(Data shown)

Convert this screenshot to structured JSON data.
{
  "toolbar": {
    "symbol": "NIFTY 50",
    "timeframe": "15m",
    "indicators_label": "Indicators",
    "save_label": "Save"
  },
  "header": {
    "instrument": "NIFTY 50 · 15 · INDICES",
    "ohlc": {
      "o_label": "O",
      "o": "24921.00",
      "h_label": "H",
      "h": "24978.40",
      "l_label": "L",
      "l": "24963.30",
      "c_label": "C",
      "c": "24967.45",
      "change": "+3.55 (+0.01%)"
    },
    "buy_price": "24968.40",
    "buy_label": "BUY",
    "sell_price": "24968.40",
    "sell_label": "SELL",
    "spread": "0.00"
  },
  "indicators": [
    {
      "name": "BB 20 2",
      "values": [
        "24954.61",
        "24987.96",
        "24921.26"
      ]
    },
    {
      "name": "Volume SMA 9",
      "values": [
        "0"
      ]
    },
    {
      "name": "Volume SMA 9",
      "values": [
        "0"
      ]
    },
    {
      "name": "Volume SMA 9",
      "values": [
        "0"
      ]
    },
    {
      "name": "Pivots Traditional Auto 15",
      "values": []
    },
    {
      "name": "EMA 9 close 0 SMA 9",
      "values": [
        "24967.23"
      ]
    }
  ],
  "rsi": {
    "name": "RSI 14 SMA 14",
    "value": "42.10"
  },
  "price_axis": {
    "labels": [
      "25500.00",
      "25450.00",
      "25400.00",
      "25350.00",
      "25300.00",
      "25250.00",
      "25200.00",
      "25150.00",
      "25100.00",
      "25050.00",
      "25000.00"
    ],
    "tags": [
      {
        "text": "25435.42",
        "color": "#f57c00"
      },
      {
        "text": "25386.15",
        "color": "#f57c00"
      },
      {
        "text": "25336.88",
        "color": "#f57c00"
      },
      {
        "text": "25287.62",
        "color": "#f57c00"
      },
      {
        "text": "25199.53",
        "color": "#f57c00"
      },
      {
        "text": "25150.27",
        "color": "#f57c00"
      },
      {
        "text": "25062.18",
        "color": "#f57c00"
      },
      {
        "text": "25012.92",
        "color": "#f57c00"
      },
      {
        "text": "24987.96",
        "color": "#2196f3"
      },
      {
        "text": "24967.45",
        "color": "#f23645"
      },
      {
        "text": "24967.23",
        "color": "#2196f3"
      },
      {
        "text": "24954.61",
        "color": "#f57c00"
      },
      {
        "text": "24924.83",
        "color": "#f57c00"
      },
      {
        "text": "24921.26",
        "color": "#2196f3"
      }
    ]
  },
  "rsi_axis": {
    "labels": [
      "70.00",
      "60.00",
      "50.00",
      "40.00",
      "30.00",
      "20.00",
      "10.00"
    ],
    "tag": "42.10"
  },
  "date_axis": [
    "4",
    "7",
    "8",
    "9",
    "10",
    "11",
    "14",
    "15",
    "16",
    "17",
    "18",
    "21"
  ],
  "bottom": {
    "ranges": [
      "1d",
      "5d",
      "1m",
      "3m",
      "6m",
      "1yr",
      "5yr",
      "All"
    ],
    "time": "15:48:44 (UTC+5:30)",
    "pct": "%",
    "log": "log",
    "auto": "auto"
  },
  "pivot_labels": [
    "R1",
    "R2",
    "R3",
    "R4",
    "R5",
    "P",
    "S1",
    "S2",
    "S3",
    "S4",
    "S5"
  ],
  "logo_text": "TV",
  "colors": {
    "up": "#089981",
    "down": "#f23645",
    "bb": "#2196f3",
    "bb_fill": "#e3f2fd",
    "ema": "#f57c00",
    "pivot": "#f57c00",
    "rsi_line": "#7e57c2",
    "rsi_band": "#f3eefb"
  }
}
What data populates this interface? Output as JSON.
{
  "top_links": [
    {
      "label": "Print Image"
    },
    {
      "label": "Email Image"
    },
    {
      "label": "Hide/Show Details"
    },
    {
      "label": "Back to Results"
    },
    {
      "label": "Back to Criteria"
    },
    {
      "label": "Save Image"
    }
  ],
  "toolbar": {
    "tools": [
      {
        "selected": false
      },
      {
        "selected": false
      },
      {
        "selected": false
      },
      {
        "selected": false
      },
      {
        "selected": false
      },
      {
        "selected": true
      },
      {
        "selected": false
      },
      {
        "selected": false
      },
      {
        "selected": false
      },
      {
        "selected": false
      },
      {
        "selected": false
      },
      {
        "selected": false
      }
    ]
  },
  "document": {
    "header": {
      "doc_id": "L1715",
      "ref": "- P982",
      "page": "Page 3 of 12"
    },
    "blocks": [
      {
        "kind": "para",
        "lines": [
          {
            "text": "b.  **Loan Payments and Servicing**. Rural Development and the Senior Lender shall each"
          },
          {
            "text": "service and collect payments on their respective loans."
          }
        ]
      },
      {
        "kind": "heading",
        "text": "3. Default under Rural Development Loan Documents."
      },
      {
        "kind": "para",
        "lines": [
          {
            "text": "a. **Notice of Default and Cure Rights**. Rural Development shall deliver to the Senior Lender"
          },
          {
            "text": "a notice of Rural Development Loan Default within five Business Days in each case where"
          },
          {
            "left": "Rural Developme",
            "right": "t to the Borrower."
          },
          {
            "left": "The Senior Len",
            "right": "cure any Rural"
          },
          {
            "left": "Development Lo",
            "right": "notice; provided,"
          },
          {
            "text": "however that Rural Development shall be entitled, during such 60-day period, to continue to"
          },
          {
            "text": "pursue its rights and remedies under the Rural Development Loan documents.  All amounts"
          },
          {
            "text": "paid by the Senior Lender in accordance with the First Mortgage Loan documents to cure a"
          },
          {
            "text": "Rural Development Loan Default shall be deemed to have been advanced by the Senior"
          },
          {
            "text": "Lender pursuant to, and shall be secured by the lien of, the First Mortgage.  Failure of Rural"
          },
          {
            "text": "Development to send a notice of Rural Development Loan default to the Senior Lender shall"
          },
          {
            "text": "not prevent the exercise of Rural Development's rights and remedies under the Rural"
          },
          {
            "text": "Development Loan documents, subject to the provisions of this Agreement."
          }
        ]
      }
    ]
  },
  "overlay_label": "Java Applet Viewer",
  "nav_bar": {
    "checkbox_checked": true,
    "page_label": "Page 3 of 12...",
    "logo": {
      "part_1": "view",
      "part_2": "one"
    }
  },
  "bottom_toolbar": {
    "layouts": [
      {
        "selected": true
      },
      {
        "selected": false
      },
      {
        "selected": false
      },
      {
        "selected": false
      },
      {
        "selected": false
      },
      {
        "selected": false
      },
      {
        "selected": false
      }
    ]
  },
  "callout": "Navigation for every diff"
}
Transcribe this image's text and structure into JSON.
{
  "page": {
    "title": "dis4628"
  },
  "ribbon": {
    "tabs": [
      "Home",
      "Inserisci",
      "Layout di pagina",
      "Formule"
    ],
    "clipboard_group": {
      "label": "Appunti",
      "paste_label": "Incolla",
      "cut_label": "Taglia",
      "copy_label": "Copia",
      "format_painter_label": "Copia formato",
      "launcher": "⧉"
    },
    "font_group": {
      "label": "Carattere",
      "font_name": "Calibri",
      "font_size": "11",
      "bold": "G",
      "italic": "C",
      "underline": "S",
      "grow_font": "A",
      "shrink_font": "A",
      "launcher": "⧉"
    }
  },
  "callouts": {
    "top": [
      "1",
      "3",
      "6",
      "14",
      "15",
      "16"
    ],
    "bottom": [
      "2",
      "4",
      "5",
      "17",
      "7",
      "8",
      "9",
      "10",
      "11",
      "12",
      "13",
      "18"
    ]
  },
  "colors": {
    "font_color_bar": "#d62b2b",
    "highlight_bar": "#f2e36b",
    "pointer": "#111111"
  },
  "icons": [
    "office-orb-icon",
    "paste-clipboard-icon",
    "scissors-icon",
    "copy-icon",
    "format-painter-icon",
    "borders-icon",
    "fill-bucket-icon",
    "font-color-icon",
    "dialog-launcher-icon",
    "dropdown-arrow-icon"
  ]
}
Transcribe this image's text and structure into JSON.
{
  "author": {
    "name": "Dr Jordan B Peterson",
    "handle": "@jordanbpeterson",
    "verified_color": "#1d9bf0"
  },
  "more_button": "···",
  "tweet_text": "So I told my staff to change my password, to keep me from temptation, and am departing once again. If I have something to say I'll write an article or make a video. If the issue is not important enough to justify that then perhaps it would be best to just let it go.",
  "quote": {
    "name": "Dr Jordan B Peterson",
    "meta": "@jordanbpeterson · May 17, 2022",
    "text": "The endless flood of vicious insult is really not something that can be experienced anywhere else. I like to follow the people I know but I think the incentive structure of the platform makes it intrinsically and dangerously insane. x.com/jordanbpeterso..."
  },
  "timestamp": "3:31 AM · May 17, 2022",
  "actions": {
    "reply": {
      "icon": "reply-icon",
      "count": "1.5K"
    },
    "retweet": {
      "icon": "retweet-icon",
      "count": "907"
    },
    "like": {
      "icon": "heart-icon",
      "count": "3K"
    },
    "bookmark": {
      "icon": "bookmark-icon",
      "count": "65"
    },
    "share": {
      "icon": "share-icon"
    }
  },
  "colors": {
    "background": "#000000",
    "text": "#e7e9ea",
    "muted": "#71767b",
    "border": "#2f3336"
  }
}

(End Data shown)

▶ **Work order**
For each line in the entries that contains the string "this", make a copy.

▶ **Task solution**
Convert this screenshot to structured JSON data.
What data populates this interface? Output as JSON.
            "text": "Development Loan documents, subject to the provisions of this Agreement."
Transcribe this image's text and structure into JSON.
Transcribe this image's text and structure into JSON.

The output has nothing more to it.